■ **YOUR OBJECTIVE**:
Scan the entries below for lines holding "range". Give the number of such lines alone.
PROVIDED RECORDS: Begin
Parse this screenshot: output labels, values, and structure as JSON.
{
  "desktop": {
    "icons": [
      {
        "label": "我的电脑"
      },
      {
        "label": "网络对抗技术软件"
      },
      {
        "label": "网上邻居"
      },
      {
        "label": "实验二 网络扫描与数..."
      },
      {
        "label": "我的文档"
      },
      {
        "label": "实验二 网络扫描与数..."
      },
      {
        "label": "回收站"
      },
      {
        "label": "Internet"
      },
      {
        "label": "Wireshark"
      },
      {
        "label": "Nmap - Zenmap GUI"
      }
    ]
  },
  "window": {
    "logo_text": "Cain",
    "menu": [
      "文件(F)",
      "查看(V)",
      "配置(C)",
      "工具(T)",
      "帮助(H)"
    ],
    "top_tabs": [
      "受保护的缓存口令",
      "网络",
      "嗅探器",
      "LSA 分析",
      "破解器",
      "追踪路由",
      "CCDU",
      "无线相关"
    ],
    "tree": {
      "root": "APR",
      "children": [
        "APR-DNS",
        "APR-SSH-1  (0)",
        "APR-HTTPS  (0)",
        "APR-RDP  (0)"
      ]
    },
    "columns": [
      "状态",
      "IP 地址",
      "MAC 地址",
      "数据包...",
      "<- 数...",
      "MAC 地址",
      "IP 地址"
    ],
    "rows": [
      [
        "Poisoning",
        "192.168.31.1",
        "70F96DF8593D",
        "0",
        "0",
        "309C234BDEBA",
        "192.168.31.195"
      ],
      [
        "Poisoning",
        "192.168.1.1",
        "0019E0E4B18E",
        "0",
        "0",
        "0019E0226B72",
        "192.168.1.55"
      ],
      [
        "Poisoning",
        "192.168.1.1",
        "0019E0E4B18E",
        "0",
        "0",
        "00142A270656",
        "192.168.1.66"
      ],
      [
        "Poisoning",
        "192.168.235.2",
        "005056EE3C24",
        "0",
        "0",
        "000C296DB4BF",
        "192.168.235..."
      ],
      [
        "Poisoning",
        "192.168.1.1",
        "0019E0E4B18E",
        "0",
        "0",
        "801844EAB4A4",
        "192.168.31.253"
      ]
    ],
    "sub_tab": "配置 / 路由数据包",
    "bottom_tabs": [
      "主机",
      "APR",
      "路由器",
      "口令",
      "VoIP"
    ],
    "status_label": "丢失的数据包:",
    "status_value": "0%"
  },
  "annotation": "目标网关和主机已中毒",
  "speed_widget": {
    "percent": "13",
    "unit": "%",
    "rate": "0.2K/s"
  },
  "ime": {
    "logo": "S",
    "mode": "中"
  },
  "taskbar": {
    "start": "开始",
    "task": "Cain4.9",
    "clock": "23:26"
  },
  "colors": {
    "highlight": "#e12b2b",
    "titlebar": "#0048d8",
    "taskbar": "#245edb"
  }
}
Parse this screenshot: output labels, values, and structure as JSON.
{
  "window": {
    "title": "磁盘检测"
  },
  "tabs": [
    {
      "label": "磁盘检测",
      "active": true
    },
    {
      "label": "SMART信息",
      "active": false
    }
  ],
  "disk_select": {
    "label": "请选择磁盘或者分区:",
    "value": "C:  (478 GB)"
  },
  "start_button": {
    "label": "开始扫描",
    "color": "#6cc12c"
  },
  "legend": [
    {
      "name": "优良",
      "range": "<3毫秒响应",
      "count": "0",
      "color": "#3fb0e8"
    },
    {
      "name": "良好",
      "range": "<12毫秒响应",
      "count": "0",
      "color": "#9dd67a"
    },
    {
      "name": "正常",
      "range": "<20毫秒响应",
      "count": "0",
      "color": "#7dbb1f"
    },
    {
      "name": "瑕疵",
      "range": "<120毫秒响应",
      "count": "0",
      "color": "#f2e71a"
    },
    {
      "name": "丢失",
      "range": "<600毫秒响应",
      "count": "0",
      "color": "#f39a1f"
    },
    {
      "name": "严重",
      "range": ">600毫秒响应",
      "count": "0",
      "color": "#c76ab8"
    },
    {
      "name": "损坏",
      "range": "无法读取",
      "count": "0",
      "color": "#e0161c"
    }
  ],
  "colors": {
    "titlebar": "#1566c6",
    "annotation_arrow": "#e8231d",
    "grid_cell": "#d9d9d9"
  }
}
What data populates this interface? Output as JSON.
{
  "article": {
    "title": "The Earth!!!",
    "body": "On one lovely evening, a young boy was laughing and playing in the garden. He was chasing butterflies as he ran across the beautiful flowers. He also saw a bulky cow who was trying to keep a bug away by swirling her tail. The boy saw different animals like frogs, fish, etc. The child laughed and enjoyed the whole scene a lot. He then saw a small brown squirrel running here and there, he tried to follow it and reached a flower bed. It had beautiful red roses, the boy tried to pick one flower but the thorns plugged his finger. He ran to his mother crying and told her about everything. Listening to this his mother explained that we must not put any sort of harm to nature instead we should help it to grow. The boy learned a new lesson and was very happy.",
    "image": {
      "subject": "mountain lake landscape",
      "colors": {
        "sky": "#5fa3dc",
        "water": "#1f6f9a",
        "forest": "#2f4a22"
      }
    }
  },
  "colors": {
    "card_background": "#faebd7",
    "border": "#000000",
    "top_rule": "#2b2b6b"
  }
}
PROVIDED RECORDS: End
■ **TASK SOLUTION**:
7